** Data supplied follows **
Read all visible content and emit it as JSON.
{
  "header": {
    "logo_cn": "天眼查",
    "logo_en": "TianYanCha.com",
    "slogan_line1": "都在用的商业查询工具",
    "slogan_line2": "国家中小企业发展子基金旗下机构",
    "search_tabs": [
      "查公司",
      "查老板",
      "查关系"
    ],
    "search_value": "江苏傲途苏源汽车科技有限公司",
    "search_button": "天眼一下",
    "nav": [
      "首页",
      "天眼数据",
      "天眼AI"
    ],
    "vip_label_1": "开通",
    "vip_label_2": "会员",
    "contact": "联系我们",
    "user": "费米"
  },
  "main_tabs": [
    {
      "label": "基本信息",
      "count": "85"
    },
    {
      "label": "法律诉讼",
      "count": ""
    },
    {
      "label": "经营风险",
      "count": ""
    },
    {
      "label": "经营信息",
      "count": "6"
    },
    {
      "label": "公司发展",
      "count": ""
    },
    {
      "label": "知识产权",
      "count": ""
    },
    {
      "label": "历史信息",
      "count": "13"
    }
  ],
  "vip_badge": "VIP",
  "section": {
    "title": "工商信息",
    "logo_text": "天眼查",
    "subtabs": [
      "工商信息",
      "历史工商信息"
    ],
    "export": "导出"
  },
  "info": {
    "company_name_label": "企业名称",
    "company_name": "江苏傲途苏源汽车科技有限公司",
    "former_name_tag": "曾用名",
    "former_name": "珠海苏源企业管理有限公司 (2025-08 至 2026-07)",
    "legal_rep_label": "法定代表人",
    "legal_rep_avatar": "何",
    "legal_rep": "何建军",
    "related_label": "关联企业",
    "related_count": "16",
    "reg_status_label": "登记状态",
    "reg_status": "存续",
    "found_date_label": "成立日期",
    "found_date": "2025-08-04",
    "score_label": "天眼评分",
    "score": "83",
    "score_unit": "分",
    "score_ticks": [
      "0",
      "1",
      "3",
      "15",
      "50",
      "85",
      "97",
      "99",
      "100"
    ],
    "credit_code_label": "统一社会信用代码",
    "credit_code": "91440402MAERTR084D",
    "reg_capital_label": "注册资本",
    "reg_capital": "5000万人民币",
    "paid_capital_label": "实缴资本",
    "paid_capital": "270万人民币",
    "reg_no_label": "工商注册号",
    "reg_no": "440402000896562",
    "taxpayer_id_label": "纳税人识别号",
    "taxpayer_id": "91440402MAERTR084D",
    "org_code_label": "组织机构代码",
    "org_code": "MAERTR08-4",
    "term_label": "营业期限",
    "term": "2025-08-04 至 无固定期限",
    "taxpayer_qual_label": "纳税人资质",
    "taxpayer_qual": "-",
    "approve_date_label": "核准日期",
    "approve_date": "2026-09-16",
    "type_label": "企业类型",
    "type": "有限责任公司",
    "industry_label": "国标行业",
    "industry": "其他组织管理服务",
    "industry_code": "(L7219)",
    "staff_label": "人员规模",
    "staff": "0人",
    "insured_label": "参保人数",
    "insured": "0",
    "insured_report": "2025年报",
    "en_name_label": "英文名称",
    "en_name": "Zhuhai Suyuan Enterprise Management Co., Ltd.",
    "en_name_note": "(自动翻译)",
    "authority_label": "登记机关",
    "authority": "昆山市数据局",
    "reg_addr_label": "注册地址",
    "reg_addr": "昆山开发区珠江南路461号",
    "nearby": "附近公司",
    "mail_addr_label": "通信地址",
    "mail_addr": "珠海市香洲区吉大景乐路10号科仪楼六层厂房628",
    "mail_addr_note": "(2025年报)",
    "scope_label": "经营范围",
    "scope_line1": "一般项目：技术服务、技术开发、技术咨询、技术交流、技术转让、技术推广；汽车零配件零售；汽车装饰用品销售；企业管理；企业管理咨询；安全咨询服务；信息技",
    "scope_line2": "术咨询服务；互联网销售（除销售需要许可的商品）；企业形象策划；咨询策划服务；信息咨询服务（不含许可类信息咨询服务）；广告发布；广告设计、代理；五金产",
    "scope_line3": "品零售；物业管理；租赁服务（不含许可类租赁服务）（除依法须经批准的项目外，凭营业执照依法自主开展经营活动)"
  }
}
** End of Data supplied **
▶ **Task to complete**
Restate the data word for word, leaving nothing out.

▶ **Result for this exercise**
Read all visible content and emit it as JSON.
{
  "header": {
    "logo_cn": "天眼查",
    "logo_en": "TianYanCha.com",
    "slogan_line1": "都在用的商业查询工具",
    "slogan_line2": "国家中小企业发展子基金旗下机构",
    "search_tabs": [
      "查公司",
      "查老板",
      "查关系"
    ],
    "search_value": "江苏傲途苏源汽车科技有限公司",
    "search_button": "天眼一下",
    "nav": [
      "首页",
      "天眼数据",
      "天眼AI"
    ],
    "vip_label_1": "开通",
    "vip_label_2": "会员",
    "contact": "联系我们",
    "user": "费米"
  },
  "main_tabs": [
    {
      "label": "基本信息",
      "count": "85"
    },
    {
      "label": "法律诉讼",
      "count": ""
    },
    {
      "label": "经营风险",
      "count": ""
    },
    {
      "label": "经营信息",
      "count": "6"
    },
    {
      "label": "公司发展",
      "count": ""
    },
    {
      "label": "知识产权",
      "count": ""
    },
    {
      "label": "历史信息",
      "count": "13"
    }
  ],
  "vip_badge": "VIP",
  "section": {
    "title": "工商信息",
    "logo_text": "天眼查",
    "subtabs": [
      "工商信息",
      "历史工商信息"
    ],
    "export": "导出"
  },
  "info": {
    "company_name_label": "企业名称",
    "company_name": "江苏傲途苏源汽车科技有限公司",
    "former_name_tag": "曾用名",
    "former_name": "珠海苏源企业管理有限公司 (2025-08 至 2026-07)",
    "legal_rep_label": "法定代表人",
    "legal_rep_avatar": "何",
    "legal_rep": "何建军",
    "related_label": "关联企业",
    "related_count": "16",
    "reg_status_label": "登记状态",
    "reg_status": "存续",
    "found_date_label": "成立日期",
    "found_date": "2025-08-04",
    "score_label": "天眼评分",
    "score": "83",
    "score_unit": "分",
    "score_ticks": [
      "0",
      "1",
      "3",
      "15",
      "50",
      "85",
      "97",
      "99",
      "100"
    ],
    "credit_code_label": "统一社会信用代码",
    "credit_code": "91440402MAERTR084D",
    "reg_capital_label": "注册资本",
    "reg_capital": "5000万人民币",
    "paid_capital_label": "实缴资本",
    "paid_capital": "270万人民币",
    "reg_no_label": "工商注册号",
    "reg_no": "440402000896562",
    "taxpayer_id_label": "纳税人识别号",
    "taxpayer_id": "91440402MAERTR084D",
    "org_code_label": "组织机构代码",
    "org_code": "MAERTR08-4",
    "term_label": "营业期限",
    "term": "2025-08-04 至 无固定期限",
    "taxpayer_qual_label": "纳税人资质",
    "taxpayer_qual": "-",
    "approve_date_label": "核准日期",
    "approve_date": "2026-09-16",
    "type_label": "企业类型",
    "type": "有限责任公司",
    "industry_label": "国标行业",
    "industry": "其他组织管理服务",
    "industry_code": "(L7219)",
    "staff_label": "人员规模",
    "staff": "0人",
    "insured_label": "参保人数",
    "insured": "0",
    "insured_report": "2025年报",
    "en_name_label": "英文名称",
    "en_name": "Zhuhai Suyuan Enterprise Management Co., Ltd.",
    "en_name_note": "(自动翻译)",
    "authority_label": "登记机关",
    "authority": "昆山市数据局",
    "reg_addr_label": "注册地址",
    "reg_addr": "昆山开发区珠江南路461号",
    "nearby": "附近公司",
    "mail_addr_label": "通信地址",
    "mail_addr": "珠海市香洲区吉大景乐路10号科仪楼六层厂房628",
    "mail_addr_note": "(2025年报)",
    "scope_label": "经营范围",
    "scope_line1": "一般项目：技术服务、技术开发、技术咨询、技术交流、技术转让、技术推广；汽车零配件零售；汽车装饰用品销售；企业管理；企业管理咨询；安全咨询服务；信息技",
    "scope_line2": "术咨询服务；互联网销售（除销售需要许可的商品）；企业形象策划；咨询策划服务；信息咨询服务（不含许可类信息咨询服务）；广告发布；广告设计、代理；五金产",
    "scope_line3": "品零售；物业管理；租赁服务（不含许可类租赁服务）（除依法须经批准的项目外，凭营业执照依法自主开展经营活动)"
  }
}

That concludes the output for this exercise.